[EXTRACTED INFORMATION]

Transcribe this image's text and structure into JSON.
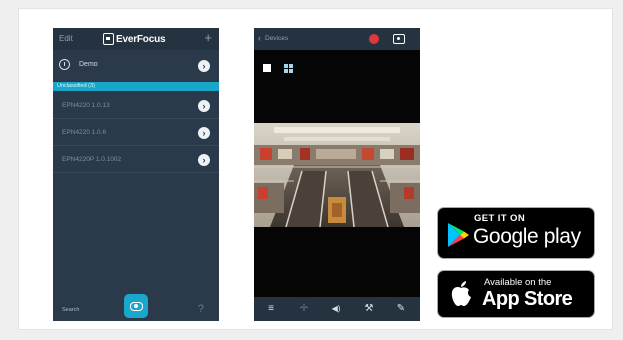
{
  "phone_list": {
    "header": {
      "edit_label": "Edit",
      "logo_text": "EverFocus",
      "add_glyph": "+"
    },
    "demo_row": {
      "label": "Demo",
      "icon": "clock-icon",
      "arrow_glyph": "›"
    },
    "section_label": "Unclassified (3)",
    "devices": [
      {
        "label": "EPN4220 1.0.13",
        "arrow_glyph": "›"
      },
      {
        "label": "EPN4220 1.0.6",
        "arrow_glyph": "›"
      },
      {
        "label": "EPN4220P 1.0.1002",
        "arrow_glyph": "›"
      }
    ],
    "footer": {
      "left_label": "Search",
      "center_icon": "camera-icon",
      "help_glyph": "?"
    }
  },
  "phone_viewer": {
    "header": {
      "back_glyph": "‹",
      "back_label": "Devices",
      "record_icon": "record-icon",
      "snapshot_icon": "snapshot-icon"
    },
    "layout_icons": [
      "single-view-icon",
      "quad-view-icon"
    ],
    "footer_icons": [
      {
        "name": "menu-icon",
        "glyph": "≡"
      },
      {
        "name": "ptz-icon",
        "glyph": "✛"
      },
      {
        "name": "audio-icon",
        "glyph": "◀)"
      },
      {
        "name": "settings-wrench-icon",
        "glyph": "⚒"
      },
      {
        "name": "edit-pen-icon",
        "glyph": "✎"
      }
    ]
  },
  "badges": {
    "google": {
      "small_text": "GET IT ON",
      "big_text": "Google play"
    },
    "apple": {
      "small_text": "Available on the",
      "big_text": "App Store"
    }
  },
  "colors": {
    "phone_bg": "#2b3a4a",
    "header_bg": "#253341",
    "accent_cyan": "#18a7c8",
    "record_red": "#e1363b"
  }
}
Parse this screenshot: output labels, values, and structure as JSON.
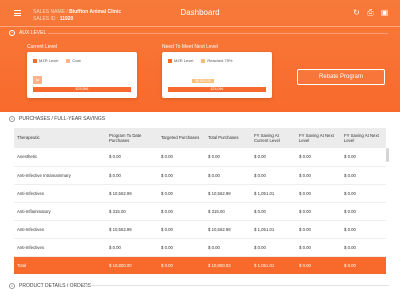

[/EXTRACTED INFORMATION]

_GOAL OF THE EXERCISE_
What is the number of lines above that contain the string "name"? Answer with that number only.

_WRITTEN RESPONSE_
5